_Problem to solve_
Search the data for the string "mahkamah" and gather each line it is in.
*** Data in this exercise ***
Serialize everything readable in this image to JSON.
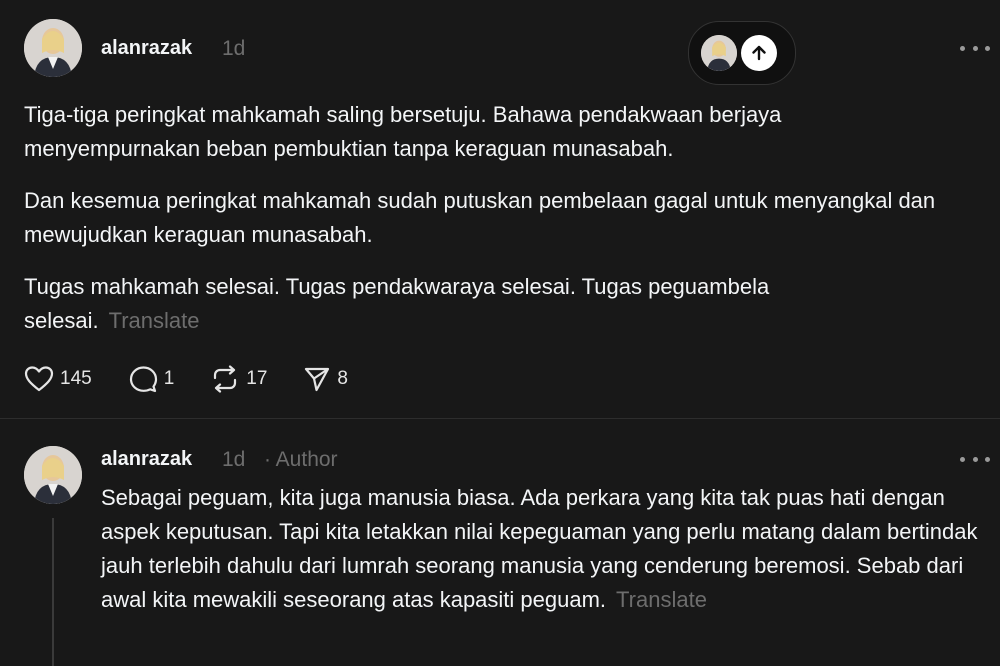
{
  "post": {
    "username": "alanrazak",
    "time": "1d",
    "paragraphs": [
      "Tiga-tiga peringkat mahkamah saling bersetuju. Bahawa pendakwaan berjaya menyempurnakan beban pembuktian tanpa keraguan munasabah.",
      "Dan kesemua peringkat mahkamah sudah putuskan pembelaan gagal untuk menyangkal dan mewujudkan keraguan munasabah.",
      "Tugas mahkamah selesai. Tugas pendakwaraya selesai. Tugas peguambela selesai."
    ],
    "translate": "Translate",
    "likes": "145",
    "replies": "1",
    "reposts": "17",
    "shares": "8"
  },
  "reply": {
    "username": "alanrazak",
    "time": "1d",
    "author_tag": "· Author",
    "text": "Sebagai peguam, kita juga manusia biasa. Ada perkara yang kita tak puas hati dengan aspek keputusan. Tapi kita letakkan nilai kepeguaman yang perlu matang dalam bertindak jauh terlebih dahulu dari lumrah seorang manusia yang cenderung beremosi. Sebab dari awal kita mewakili seseorang atas kapasiti peguam.",
    "translate": "Translate"
  },
  "colors": {
    "background": "#181818",
    "text": "#f3f5f7",
    "muted": "#6d6d6d"
  },
  "icons": [
    "avatar",
    "scroll-to-top-icon",
    "more-icon",
    "heart-icon",
    "comment-icon",
    "repost-icon",
    "share-icon"
  ]
}
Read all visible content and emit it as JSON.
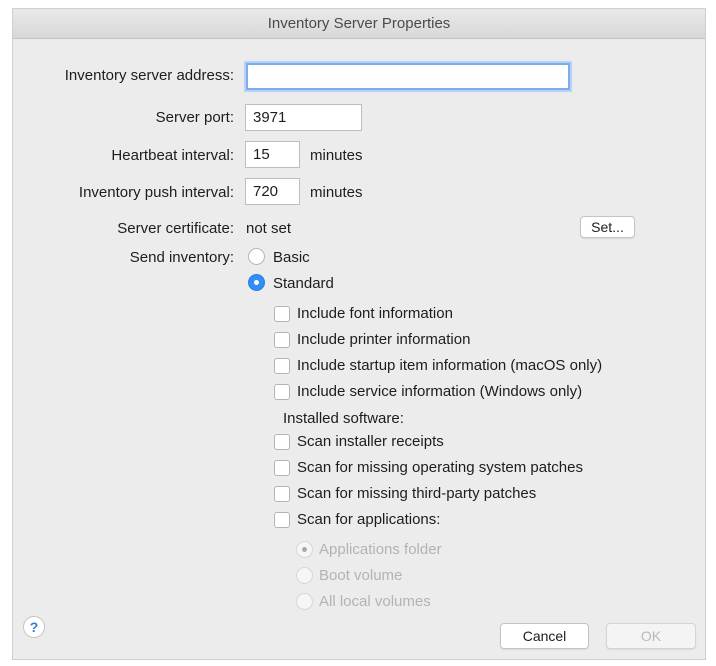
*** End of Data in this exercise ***
_Exercise result_
      "Tiga-tiga peringkat mahkamah saling bersetuju. Bahawa pendakwaan berjaya menyempurnakan beban pembuktian tanpa keraguan munasabah.",
      "Dan kesemua peringkat mahkamah sudah putuskan pembelaan gagal untuk menyangkal dan mewujudkan keraguan munasabah.",
      "Tugas mahkamah selesai. Tugas pendakwaraya selesai. Tugas peguambela selesai."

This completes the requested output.